Molecular changes in cells called fibroblasts, which help provide support for tissues throughout the body, may explain why one type of colon cancer doesn’t respond to therapy, according to a team of researchers from Weill Cornell Medicine. Targeting these cells may be a way to make treatment more effective.
In a study published Nov. 17 in Developmental Cell the investigators examined cells called fibroblasts in CMS4, the most aggressive and difficult-to-treat form of colorectal cancer, to determine how these cancer-associated cells acquire traits that allow them to support malignancy in neighboring cells. CMS4 affects about a third of all colorectal cancer patients.
“There are two important components to this study,” said co-senior author Dr. Jorge Moscat, Homer T. Hirst III Professor of Oncology in Pathology and Vice-Chair for Experimental Pathology. “First, we have shown in a mechanistic way how these cancer-associated fibroblasts acquire the characteristics that they have. Second, we confirmed that what we discovered in our lab models also applies to patients, which begins to suggest how these findings could be useful in the clinic.”

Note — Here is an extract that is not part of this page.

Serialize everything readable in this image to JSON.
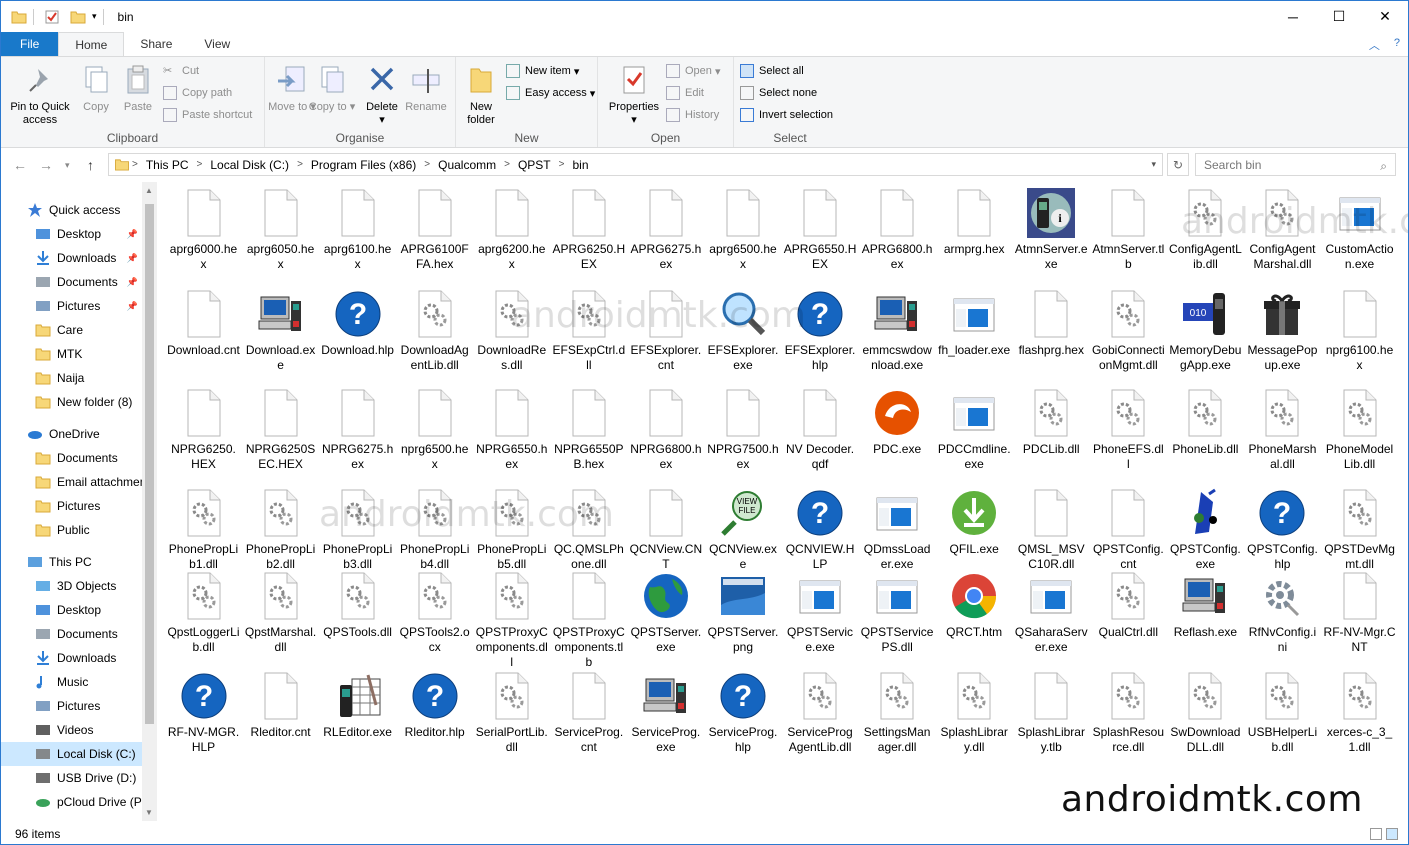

Tumors are made up not only of cancer cells, but many other kinds of cells as well. These other cell types can influence how a tumor behaves and can have a profound effect on whether it responds to therapy, including treatment with immunotherapy.